INPUT DATA:
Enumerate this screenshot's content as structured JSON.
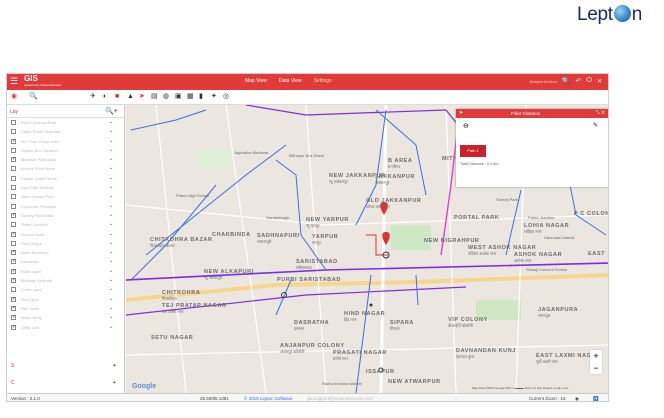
{
  "brand": {
    "text_before": "Lept",
    "text_after": "n"
  },
  "topbar": {
    "logo": "GIS",
    "logo_sub": "powered by NetworkAccess",
    "nav": [
      "Map View",
      "Data View",
      "Settings"
    ],
    "active_nav": "Settings",
    "user_text": "Ariapsa Andrea"
  },
  "sidebar": {
    "tab_label": "Lay",
    "rows": [
      {
        "label": "Fiber Distance Rule",
        "checked": false
      },
      {
        "label": "Cable Route Segment",
        "checked": false
      },
      {
        "label": "OLT Pole Group Adm",
        "checked": true
      },
      {
        "label": "Splitter Box Location",
        "checked": false
      },
      {
        "label": "Manhole Point Data",
        "checked": true
      },
      {
        "label": "Access Point Node",
        "checked": false
      },
      {
        "label": "Feeder Cable Route",
        "checked": false
      },
      {
        "label": "Duct Path Network",
        "checked": false
      },
      {
        "label": "Joint Closure Point",
        "checked": false
      },
      {
        "label": "Customer Premises",
        "checked": false
      },
      {
        "label": "Survey Point Data",
        "checked": true
      },
      {
        "label": "Tower Location",
        "checked": false
      },
      {
        "label": "Service Area",
        "checked": true
      },
      {
        "label": "Pole Height",
        "checked": false
      },
      {
        "label": "Ward Boundary",
        "checked": true
      },
      {
        "label": "Landmark",
        "checked": true
      },
      {
        "label": "Road Layer",
        "checked": true
      },
      {
        "label": "Building Footprint",
        "checked": true
      },
      {
        "label": "Zone Layer",
        "checked": false
      },
      {
        "label": "Plot Layer",
        "checked": true
      },
      {
        "label": "Rail Track",
        "checked": true
      },
      {
        "label": "Water Body",
        "checked": true
      },
      {
        "label": "Utility Line",
        "checked": true
      }
    ],
    "foot1": "S",
    "foot2": "C"
  },
  "panel": {
    "title": "Fiber Distance",
    "path_label": "Path 1",
    "total_distance": "Total Distance : 0.4 km"
  },
  "map": {
    "places": [
      {
        "text": "B AREA",
        "sub": "ब एरिया"
      },
      {
        "text": "MITHA",
        "sub": ""
      },
      {
        "text": "NEW JAKKANPUR",
        "sub": "न्यू जक्कनपुर"
      },
      {
        "text": "JAKKANPUR",
        "sub": "जक्कनपुर"
      },
      {
        "text": "OLD JAKKANPUR",
        "sub": "ओल्ड जक्कनपुर"
      },
      {
        "text": "NEW YARPUR",
        "sub": "न्यू यारपुर"
      },
      {
        "text": "PORTAL PARK",
        "sub": ""
      },
      {
        "text": "LOHIA NAGAR",
        "sub": "लोहिया नगर"
      },
      {
        "text": "P C COLONY",
        "sub": ""
      },
      {
        "text": "CHITKOHRA BAZAR",
        "sub": "चितकोहरा बाजार"
      },
      {
        "text": "CHAKBINDA",
        "sub": ""
      },
      {
        "text": "SADHNAPURI",
        "sub": "साधनापुरी"
      },
      {
        "text": "YARPUR",
        "sub": "यारपुर"
      },
      {
        "text": "NEW BIGRAHPUR",
        "sub": ""
      },
      {
        "text": "WEST ASHOK NAGAR",
        "sub": "पश्चिम अशोक नगर"
      },
      {
        "text": "ASHOK NAGAR",
        "sub": "अशोक नगर"
      },
      {
        "text": "EAST",
        "sub": ""
      },
      {
        "text": "NEW ALKAPURI",
        "sub": "न्यू अल्कापुरी"
      },
      {
        "text": "SARISTABAD",
        "sub": "सरिस्ताबाद"
      },
      {
        "text": "PURBI SARISTABAD",
        "sub": ""
      },
      {
        "text": "CHITKOHRA",
        "sub": "चितकोहरा"
      },
      {
        "text": "TEJ PRATAP NAGAR",
        "sub": "तेज प्रताप नगर"
      },
      {
        "text": "SETU NAGAR",
        "sub": ""
      },
      {
        "text": "DASRATHA",
        "sub": "दसरथा"
      },
      {
        "text": "HIND NAGAR",
        "sub": "हिंद नगर"
      },
      {
        "text": "SIPARA",
        "sub": "सिपारा"
      },
      {
        "text": "VIP COLONY",
        "sub": "वीआईपी कॉलोनी"
      },
      {
        "text": "JAGANPURA",
        "sub": "जगनपुरा"
      },
      {
        "text": "ANJANPUR COLONY",
        "sub": "अंजनपुर कॉलोनी"
      },
      {
        "text": "PRAGATI NAGAR",
        "sub": "प्रगति नगर"
      },
      {
        "text": "DAVNANDAN KUNJ",
        "sub": "देवनंदन कुंज"
      },
      {
        "text": "EAST LAXMI NAGAR",
        "sub": "पूर्वी लक्ष्मी नगर"
      },
      {
        "text": "ISSAPUR",
        "sub": ""
      },
      {
        "text": "NEW ATWARPUR",
        "sub": ""
      },
      {
        "text": "Patna High School",
        "sub": ""
      },
      {
        "text": "Gardanibagh",
        "sub": ""
      },
      {
        "text": "Radha Krishna Mandir",
        "sub": ""
      },
      {
        "text": "Hanuman Mandir",
        "sub": ""
      },
      {
        "text": "Shivaji Convent School",
        "sub": ""
      },
      {
        "text": "Jaiprabha Medanta",
        "sub": ""
      },
      {
        "text": "Mithapur Bus Stand",
        "sub": ""
      },
      {
        "text": "Patna Junction",
        "sub": ""
      },
      {
        "text": "Shreeji Park",
        "sub": ""
      }
    ],
    "attribution": "Map data ©2019 Google   200 m ▬▬▬   Terms of Use   Report a map error",
    "google": "Google"
  },
  "status": {
    "version": "Version : 2.1.0",
    "coords": "25.59/85.1381",
    "copyright": "© 2019 Lepton Software",
    "email": "gis.support@networkaccess.com",
    "zoom": "Current Zoom : 15"
  },
  "colors": {
    "accent": "#e03a3a",
    "panel_path": "#c8232c",
    "route_blue": "#3b6fe0",
    "route_purple": "#7a2fe0"
  }
}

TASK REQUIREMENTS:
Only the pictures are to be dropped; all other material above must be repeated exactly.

ANSWER BELOW:
Enumerate this screenshot's content as structured JSON.
{
  "brand": {
    "text_before": "Lept",
    "text_after": "n"
  },
  "topbar": {
    "logo": "GIS",
    "logo_sub": "powered by NetworkAccess",
    "nav": [
      "Map View",
      "Data View",
      "Settings"
    ],
    "active_nav": "Settings",
    "user_text": "Ariapsa Andrea"
  },
  "sidebar": {
    "tab_label": "Lay",
    "rows": [
      {
        "label": "Fiber Distance Rule",
        "checked": false
      },
      {
        "label": "Cable Route Segment",
        "checked": false
      },
      {
        "label": "OLT Pole Group Adm",
        "checked": true
      },
      {
        "label": "Splitter Box Location",
        "checked": false
      },
      {
        "label": "Manhole Point Data",
        "checked": true
      },
      {
        "label": "Access Point Node",
        "checked": false
      },
      {
        "label": "Feeder Cable Route",
        "checked": false
      },
      {
        "label": "Duct Path Network",
        "checked": false
      },
      {
        "label": "Joint Closure Point",
        "checked": false
      },
      {
        "label": "Customer Premises",
        "checked": false
      },
      {
        "label": "Survey Point Data",
        "checked": true
      },
      {
        "label": "Tower Location",
        "checked": false
      },
      {
        "label": "Service Area",
        "checked": true
      },
      {
        "label": "Pole Height",
        "checked": false
      },
      {
        "label": "Ward Boundary",
        "checked": true
      },
      {
        "label": "Landmark",
        "checked": true
      },
      {
        "label": "Road Layer",
        "checked": true
      },
      {
        "label": "Building Footprint",
        "checked": true
      },
      {
        "label": "Zone Layer",
        "checked": false
      },
      {
        "label": "Plot Layer",
        "checked": true
      },
      {
        "label": "Rail Track",
        "checked": true
      },
      {
        "label": "Water Body",
        "checked": true
      },
      {
        "label": "Utility Line",
        "checked": true
      }
    ],
    "foot1": "S",
    "foot2": "C"
  },
  "panel": {
    "title": "Fiber Distance",
    "path_label": "Path 1",
    "total_distance": "Total Distance : 0.4 km"
  },
  "map": {
    "places": [
      {
        "text": "B AREA",
        "sub": "ब एरिया"
      },
      {
        "text": "MITHA",
        "sub": ""
      },
      {
        "text": "NEW JAKKANPUR",
        "sub": "न्यू जक्कनपुर"
      },
      {
        "text": "JAKKANPUR",
        "sub": "जक्कनपुर"
      },
      {
        "text": "OLD JAKKANPUR",
        "sub": "ओल्ड जक्कनपुर"
      },
      {
        "text": "NEW YARPUR",
        "sub": "न्यू यारपुर"
      },
      {
        "text": "PORTAL PARK",
        "sub": ""
      },
      {
        "text": "LOHIA NAGAR",
        "sub": "लोहिया नगर"
      },
      {
        "text": "P C COLONY",
        "sub": ""
      },
      {
        "text": "CHITKOHRA BAZAR",
        "sub": "चितकोहरा बाजार"
      },
      {
        "text": "CHAKBINDA",
        "sub": ""
      },
      {
        "text": "SADHNAPURI",
        "sub": "साधनापुरी"
      },
      {
        "text": "YARPUR",
        "sub": "यारपुर"
      },
      {
        "text": "NEW BIGRAHPUR",
        "sub": ""
      },
      {
        "text": "WEST ASHOK NAGAR",
        "sub": "पश्चिम अशोक नगर"
      },
      {
        "text": "ASHOK NAGAR",
        "sub": "अशोक नगर"
      },
      {
        "text": "EAST",
        "sub": ""
      },
      {
        "text": "NEW ALKAPURI",
        "sub": "न्यू अल्कापुरी"
      },
      {
        "text": "SARISTABAD",
        "sub": "सरिस्ताबाद"
      },
      {
        "text": "PURBI SARISTABAD",
        "sub": ""
      },
      {
        "text": "CHITKOHRA",
        "sub": "चितकोहरा"
      },
      {
        "text": "TEJ PRATAP NAGAR",
        "sub": "तेज प्रताप नगर"
      },
      {
        "text": "SETU NAGAR",
        "sub": ""
      },
      {
        "text": "DASRATHA",
        "sub": "दसरथा"
      },
      {
        "text": "HIND NAGAR",
        "sub": "हिंद नगर"
      },
      {
        "text": "SIPARA",
        "sub": "सिपारा"
      },
      {
        "text": "VIP COLONY",
        "sub": "वीआईपी कॉलोनी"
      },
      {
        "text": "JAGANPURA",
        "sub": "जगनपुरा"
      },
      {
        "text": "ANJANPUR COLONY",
        "sub": "अंजनपुर कॉलोनी"
      },
      {
        "text": "PRAGATI NAGAR",
        "sub": "प्रगति नगर"
      },
      {
        "text": "DAVNANDAN KUNJ",
        "sub": "देवनंदन कुंज"
      },
      {
        "text": "EAST LAXMI NAGAR",
        "sub": "पूर्वी लक्ष्मी नगर"
      },
      {
        "text": "ISSAPUR",
        "sub": ""
      },
      {
        "text": "NEW ATWARPUR",
        "sub": ""
      },
      {
        "text": "Patna High School",
        "sub": ""
      },
      {
        "text": "Gardanibagh",
        "sub": ""
      },
      {
        "text": "Radha Krishna Mandir",
        "sub": ""
      },
      {
        "text": "Hanuman Mandir",
        "sub": ""
      },
      {
        "text": "Shivaji Convent School",
        "sub": ""
      },
      {
        "text": "Jaiprabha Medanta",
        "sub": ""
      },
      {
        "text": "Mithapur Bus Stand",
        "sub": ""
      },
      {
        "text": "Patna Junction",
        "sub": ""
      },
      {
        "text": "Shreeji Park",
        "sub": ""
      }
    ],
    "attribution": "Map data ©2019 Google   200 m ▬▬▬   Terms of Use   Report a map error",
    "google": "Google"
  },
  "status": {
    "version": "Version : 2.1.0",
    "coords": "25.59/85.1381",
    "copyright": "© 2019 Lepton Software",
    "email": "gis.support@networkaccess.com",
    "zoom": "Current Zoom : 15"
  },
  "colors": {
    "accent": "#e03a3a",
    "panel_path": "#c8232c",
    "route_blue": "#3b6fe0",
    "route_purple": "#7a2fe0"
  }
}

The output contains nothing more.